There must have been some scepticism. I was the crazy South African. As we got the section of surf and the suds cleared, there they were. Stacks of GT’s. I started laughing as I stripped off line, shaking my head.
“This is crazy, this is just so crazy”
First cast and “FISH ON!”, Jaco as stoked as me. Its partners looking for more action as Jaco shouted “DOUBLE UP TIME!”. My fish came off and they were gone -gutted. Then they turned and came straight back. No ways. Paul hooked up this time and I think a little inspired from the madness he’d just witnessed jumped in and started our now trademarked Usain Phleps swim/run. Jaco tailed the fish all smiles as I spotted them again.

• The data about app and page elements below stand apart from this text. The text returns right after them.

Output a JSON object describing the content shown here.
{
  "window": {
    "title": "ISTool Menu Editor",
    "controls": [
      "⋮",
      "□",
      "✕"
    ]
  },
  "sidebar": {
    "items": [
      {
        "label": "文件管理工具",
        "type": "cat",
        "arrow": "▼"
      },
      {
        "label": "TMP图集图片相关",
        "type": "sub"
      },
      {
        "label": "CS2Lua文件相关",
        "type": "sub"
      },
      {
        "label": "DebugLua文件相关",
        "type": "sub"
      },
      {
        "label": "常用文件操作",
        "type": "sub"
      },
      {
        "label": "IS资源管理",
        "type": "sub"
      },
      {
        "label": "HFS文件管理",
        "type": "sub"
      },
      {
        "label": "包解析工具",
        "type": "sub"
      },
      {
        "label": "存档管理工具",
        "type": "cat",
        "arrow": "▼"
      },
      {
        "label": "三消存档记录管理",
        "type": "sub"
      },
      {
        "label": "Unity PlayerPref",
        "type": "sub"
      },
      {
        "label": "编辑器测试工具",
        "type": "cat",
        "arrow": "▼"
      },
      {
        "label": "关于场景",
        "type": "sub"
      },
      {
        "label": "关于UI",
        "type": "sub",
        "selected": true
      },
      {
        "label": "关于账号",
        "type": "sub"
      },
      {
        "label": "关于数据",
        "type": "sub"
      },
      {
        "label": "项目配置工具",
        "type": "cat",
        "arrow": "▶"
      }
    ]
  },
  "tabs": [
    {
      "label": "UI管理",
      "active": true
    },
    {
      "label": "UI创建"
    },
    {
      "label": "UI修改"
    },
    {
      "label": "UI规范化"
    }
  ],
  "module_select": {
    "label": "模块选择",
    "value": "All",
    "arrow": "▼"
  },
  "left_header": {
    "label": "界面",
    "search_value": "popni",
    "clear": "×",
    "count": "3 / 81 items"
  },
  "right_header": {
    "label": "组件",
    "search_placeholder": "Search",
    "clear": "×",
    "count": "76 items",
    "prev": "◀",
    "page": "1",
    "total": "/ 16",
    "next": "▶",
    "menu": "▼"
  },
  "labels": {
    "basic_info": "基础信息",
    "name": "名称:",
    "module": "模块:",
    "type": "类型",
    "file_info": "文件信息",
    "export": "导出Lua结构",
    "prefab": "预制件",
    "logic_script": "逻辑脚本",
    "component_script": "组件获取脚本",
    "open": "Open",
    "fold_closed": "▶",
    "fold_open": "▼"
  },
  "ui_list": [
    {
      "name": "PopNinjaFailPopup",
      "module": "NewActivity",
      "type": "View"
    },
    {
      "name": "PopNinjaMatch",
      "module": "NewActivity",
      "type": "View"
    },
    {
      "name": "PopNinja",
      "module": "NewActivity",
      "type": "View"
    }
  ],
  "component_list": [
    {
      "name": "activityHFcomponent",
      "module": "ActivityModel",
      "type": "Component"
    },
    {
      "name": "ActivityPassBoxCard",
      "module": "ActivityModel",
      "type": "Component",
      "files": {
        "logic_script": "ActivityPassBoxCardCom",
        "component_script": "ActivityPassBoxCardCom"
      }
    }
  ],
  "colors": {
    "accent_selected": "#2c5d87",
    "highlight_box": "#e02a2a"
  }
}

They would follow but wouldnt eat. Hmm. “Ive got it, they wont risk not having a bite if its in the wash”. I waited for a swell to break and dropped the fly just behind them in the white stuff. It made it three strips. BOOM. White water everywhere as it engulfed the fly. “Brakes ON!” I shouted as i locked the drag. Too much structure to let anything run here. The fish tried left and then changed direction, taking a page out of the Bumpies book. But he’d misjudged it horribly. He got to the surf as the surge pulled, and with my pressure on did a nose wheelie straight into a rock. How embarrassing. I love giving these flats bullies a bit of a lesson. Jako was on him like Scotty on a chocolate. What a way to end the day. We didn’t say that much on the ride back. It was the ultimate day, the best days fishing in my life I told Jako. And it was, bar none.